* When you set it up. What about a down payment for a home? I like all these lists, by the way. These are fabulous. But if you decide that, which is a wonderful gift, what do you have to think about?
* So that's the biggest one. That's the one I see most often. So absolutely. The first-home savings account, if your grandchild has opened one, you can gift them some money to top that up. You've got other tax-efficient ways of buying a new home. But certainly, you can also-- if they've gone part way to getting that down payment, you can give them a little bit more.
* Now, the thing that happens in that case is sometimes people want to structure that really as a loan. They say-- especially you see with a home my grandchild's married. And they get divorced and want the money back. If they sell the house, I want the money back. That's a different animal than a gift. And so you need to get good advice because that's more in the nature of a loan.
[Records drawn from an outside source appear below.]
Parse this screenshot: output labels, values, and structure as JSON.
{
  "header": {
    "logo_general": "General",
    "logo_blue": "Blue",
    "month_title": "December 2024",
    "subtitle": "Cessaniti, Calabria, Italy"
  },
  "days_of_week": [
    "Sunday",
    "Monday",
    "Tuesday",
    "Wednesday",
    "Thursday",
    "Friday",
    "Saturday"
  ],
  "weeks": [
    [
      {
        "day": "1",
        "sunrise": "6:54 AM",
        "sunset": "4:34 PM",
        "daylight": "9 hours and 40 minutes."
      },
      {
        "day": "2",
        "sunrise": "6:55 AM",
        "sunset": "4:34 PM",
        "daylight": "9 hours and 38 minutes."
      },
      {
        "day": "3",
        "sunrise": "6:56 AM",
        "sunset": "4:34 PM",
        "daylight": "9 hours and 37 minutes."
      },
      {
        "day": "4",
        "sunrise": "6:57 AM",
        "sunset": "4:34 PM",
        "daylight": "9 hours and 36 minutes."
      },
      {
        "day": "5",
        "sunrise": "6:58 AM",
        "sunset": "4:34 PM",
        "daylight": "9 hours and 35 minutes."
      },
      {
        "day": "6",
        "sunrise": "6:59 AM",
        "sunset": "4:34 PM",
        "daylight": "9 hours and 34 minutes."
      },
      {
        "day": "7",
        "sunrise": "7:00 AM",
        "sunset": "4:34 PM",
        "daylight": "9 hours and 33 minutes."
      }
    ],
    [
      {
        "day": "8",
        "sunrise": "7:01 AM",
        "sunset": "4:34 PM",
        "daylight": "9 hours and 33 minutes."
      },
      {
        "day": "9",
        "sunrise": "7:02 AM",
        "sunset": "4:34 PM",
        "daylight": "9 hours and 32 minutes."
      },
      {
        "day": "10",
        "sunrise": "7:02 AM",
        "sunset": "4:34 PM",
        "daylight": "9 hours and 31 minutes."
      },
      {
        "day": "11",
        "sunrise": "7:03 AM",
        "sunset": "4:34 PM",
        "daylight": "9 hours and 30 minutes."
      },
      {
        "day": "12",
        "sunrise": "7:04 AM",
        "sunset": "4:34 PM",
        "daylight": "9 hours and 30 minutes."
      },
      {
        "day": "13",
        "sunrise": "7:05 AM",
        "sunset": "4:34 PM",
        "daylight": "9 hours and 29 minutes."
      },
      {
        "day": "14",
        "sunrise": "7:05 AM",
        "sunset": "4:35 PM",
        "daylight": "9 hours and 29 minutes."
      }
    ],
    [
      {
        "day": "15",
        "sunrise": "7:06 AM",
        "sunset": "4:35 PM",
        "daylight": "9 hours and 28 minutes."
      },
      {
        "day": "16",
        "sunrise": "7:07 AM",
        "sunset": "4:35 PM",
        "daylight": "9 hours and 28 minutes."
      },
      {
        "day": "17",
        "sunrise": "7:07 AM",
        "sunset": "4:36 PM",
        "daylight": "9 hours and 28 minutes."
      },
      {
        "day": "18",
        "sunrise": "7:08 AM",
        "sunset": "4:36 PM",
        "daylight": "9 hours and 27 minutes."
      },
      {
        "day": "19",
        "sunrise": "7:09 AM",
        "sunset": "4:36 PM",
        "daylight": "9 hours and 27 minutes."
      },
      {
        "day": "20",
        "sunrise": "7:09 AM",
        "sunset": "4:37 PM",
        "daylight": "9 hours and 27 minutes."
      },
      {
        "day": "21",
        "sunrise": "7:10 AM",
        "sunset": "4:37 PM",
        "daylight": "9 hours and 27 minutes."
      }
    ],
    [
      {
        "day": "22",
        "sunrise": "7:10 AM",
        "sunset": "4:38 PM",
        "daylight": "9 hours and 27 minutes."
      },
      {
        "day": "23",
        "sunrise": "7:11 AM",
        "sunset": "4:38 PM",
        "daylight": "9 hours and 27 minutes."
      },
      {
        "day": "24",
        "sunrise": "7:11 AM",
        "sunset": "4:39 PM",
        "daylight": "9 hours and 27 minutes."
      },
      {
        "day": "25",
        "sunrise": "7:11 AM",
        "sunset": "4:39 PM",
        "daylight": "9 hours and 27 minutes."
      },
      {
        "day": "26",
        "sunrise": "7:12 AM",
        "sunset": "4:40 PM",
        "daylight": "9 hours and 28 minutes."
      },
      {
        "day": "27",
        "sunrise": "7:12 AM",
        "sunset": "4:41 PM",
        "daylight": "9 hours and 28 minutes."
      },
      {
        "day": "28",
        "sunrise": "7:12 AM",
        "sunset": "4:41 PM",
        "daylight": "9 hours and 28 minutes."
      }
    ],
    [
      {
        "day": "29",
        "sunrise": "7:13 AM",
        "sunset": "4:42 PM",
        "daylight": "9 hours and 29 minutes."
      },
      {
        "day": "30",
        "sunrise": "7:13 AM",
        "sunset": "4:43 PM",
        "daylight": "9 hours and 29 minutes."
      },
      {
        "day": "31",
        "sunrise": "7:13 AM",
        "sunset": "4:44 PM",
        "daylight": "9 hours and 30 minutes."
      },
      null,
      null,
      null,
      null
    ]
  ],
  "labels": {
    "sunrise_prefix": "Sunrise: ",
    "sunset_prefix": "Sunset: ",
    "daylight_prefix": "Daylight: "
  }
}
And that's a different story.
* OK, so be clear on what the-- if there's conditions around it what they need to be.
* Trusts. That's a whole show. But give me a thought on trusts, what to think about.
* So, usually, you're going to see trusts when you're gifting, especially if the grandchildren are minors. That's when we have to start talking about trusts because you can't necessarily give directly to a minor.
* Now, a trust, there's kind of-- what a lot of people don't realize is it's a relationship. It's a situation where you're creating a relationship between the trustee, you, and the beneficiary. And so you can do that in two ways. You can do it while you're alive. It's called an intervivos trust or a testamentary trust. Very complicated things. So you need to get good advice about that.
* All right, let's finish with that on the good advice. I mean, all of this, I'm assuming is you're best to speak to an advisor who knows your personal situation, can kind of help you work through these things, right?
* So as I said, can you spare the money? So that's when your financial advisor, your investment advisor comes in. And then because these are complicated things, a good estate-planning lawyer, somebody that can see that these intersect different areas of law, and you need to have an understanding of all of those areas in order to properly advise your client about how this should be structured.